The physical retail world is under enormous pressure from the online. There's nothing wrong with competition, argues Sam Encel, but the playing ground should be more level than it is.
Anyone travelling through Bali in the ‘90s will remember those little aluminium tubes of coloured glue, with straws to blow them into balloons - great for idle afternoons by the pool, probably not so for the formation of young brains, due to the noxious fumes. I paid about 20 cents a pack in Bali and sold them at recess for the terrific mark-up of $2, however I was soon forced on to the black market by school policy; under-table transactions at the back of class and clandestine rendezvous in the car park were my introduction to commerce.
Things evolved, and towards the end of high school I’d moved onto electronics arbitrage.
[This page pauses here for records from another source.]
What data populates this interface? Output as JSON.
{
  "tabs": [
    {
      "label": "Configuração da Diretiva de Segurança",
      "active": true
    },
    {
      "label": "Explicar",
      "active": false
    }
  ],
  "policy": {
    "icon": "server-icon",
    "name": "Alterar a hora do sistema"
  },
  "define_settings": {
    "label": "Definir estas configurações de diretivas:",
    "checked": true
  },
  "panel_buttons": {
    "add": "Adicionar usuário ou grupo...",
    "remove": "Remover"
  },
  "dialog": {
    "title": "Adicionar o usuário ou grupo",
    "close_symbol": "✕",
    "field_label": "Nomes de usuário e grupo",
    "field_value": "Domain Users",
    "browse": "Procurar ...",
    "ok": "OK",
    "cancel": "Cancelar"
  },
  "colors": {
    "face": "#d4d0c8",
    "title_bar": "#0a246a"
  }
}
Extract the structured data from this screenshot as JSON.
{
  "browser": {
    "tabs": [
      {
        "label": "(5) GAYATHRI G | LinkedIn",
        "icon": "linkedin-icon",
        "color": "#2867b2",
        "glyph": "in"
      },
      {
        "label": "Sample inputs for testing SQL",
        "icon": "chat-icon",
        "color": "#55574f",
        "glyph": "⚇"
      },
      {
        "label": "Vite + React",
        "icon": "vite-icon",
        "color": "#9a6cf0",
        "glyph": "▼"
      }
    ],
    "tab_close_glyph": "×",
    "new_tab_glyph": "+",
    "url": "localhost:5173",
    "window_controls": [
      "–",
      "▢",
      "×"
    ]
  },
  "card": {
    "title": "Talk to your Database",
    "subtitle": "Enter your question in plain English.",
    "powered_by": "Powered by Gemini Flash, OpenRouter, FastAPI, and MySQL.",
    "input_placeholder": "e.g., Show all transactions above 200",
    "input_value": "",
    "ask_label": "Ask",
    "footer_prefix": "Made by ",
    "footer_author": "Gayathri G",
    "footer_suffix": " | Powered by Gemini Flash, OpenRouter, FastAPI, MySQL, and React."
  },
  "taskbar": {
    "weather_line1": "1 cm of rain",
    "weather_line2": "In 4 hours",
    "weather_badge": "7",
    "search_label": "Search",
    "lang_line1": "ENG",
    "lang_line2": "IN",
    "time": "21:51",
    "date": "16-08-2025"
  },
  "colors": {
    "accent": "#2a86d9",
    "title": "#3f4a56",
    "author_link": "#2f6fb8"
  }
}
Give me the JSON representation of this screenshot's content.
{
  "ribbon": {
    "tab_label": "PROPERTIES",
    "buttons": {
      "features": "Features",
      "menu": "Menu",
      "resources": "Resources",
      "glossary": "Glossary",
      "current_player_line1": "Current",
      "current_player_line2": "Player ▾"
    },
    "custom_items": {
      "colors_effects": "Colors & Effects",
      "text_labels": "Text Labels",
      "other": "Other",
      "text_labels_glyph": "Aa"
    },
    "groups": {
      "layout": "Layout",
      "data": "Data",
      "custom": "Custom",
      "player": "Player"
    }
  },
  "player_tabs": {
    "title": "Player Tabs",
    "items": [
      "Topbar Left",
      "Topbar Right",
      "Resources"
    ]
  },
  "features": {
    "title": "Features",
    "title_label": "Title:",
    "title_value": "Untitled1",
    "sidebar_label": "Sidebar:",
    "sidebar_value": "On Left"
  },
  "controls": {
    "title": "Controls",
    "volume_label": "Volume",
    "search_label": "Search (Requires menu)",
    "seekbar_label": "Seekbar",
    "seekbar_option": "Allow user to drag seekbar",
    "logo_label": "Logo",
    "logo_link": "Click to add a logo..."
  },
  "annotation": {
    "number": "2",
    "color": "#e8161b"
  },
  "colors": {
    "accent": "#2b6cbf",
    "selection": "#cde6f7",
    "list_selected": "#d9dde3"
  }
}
Gadgets were much cheaper in Japan and available long before they were in Australia. I’d leave school on a Friday afternoon to fly to Tokyo, arrive Saturday morning, take a train to the electronics district and buy anywhere between $10,000 and $15,000 in cameras, computers and MP3 players to be sold on eBay. If I had any spare time, I’d get some McDonald’s and relax at an internet café before flying out on Saturday night. I only did it about 10 times before competition from other wily, pimpled teens put me out of business, but it was fun while it lasted.
The fact that I was circumventing local industry didn’t cross my mind at the time, but today the shoe is on the other foot. Soon I’ll be working in the family business, which has been distributing and retailing audio-visual equipment for over 60 years, and I’ll be up against far more competition than a few jet-lagged teenagers.
Change in the industry over the past 10 years has been striking. We’re all well versed in the threat by now: people aren’t buying less, but shifting their spending to online retailers and hollowing out conventional physical presences as a result. With that comes the spectre of job losses in a sector that is responsible for 10 per cent of employment – either to more efficient online domestic operations, or more alarmingly for some, overseas online retailers.
Offshoring is great. It usually means lower prices (yay for consumers!), and creates capital and employment in developing countries. Unsustainable businesses and industries in Australia shouldn’t be propped up because of sentimentalities, and if retail gets trumped by online based on merit, then so be it.
We don’t, however, want to shed jobs and lose them to the world simply because of self-imposed and arbitrary hurdles. Retail faces a maelstrom of regulatory constraints that it needn’t, and that online doesn’t.
A workplace relations regime designed to protect the rights of the employee with draconian unfair dismissal provisions has entirely the opposite effect. It’s too hard to let bad people go, and as a result, small businesses are wary of hiring new staff, even when there’s a need. Council zoning artificially inflates rents in designated retail precincts and deflates them in industrial areas.
My problem with online retail isn’t that it’s undercutting bricks and mortar – it’s that it does so by freeriding. How many of us have gone into a shop to try something out and then bought it online? That’s fine until physical stores disappear and you’re left staring at a screen wondering whether your flat, hobbit-like feet will fit into that pair of size x-ty-two Nikes.
Gerry Harvey has been the butt of some undeserved vitriol for his campaign to subject personal online imports to the same arrangements as business. In principle he’s correct. Yes, I might be able to get an automated European schnitzel-crumber for half the price on the net compared to the high street here, and applying GST and duty won’t stop me from doing so. But there’s also plenty of products where the differential between online and physical is only 10 to 30 per cent and the even application of tax might nudge me to buy locally.
The problem is the practicalities. In its recent inquiry into the retail industry, the Productivity Commission estimated that for Customs to drop the low-value threshold (where tax and formal import arrangements apply) from $1,000 to $100, $500 million in revenue would be gained at a cost of $1.2 billion in administration. Yikes.
On the face of it, online plays just a bit-part in the chipping away of bricks and mortar. It represents about six per cent of total retail sales in Australia, a third of which goes to offshore operators. It’s growing fast though – by 10 to 15 per cent over the next three years. And many physical retailers are already price-setting based on online to address comparison shopping.
So do we make online more like retail, subject it to the burden of regulation and pummel everyone equally?
Economics isn’t a game of tit for tat and closing loopholes isn’t a panacea. Let’s focus on a broken IR system, antiquated trading laws and stifling zoning restrictions for a start. Elevate retail – don’t drag down online.